[Web page and app entries]
+ + +

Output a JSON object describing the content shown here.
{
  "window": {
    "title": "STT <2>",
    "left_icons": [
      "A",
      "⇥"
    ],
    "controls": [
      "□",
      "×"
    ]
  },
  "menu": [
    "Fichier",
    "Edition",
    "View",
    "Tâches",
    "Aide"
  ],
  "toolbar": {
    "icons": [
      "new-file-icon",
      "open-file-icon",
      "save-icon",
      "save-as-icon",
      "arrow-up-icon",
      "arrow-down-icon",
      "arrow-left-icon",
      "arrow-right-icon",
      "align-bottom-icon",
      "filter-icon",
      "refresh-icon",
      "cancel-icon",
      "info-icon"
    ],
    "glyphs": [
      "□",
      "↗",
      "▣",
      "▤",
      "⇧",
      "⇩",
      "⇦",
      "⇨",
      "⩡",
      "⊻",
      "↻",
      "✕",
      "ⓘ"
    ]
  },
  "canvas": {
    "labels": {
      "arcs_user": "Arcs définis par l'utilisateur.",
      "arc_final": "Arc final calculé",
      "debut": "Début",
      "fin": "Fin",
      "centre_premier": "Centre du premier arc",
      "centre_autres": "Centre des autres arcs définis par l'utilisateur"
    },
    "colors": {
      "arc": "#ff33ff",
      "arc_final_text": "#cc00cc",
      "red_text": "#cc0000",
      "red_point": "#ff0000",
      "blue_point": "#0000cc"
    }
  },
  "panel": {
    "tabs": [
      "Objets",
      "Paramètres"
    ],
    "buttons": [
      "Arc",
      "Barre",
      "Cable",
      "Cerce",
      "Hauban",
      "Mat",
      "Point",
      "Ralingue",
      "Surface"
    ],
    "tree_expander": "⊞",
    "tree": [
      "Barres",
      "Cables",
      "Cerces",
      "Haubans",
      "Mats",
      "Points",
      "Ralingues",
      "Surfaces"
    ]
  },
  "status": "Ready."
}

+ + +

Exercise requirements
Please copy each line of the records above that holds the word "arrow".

Answer to this problem
      "arrow-up-icon",
      "arrow-down-icon",
      "arrow-left-icon",
      "arrow-right-icon",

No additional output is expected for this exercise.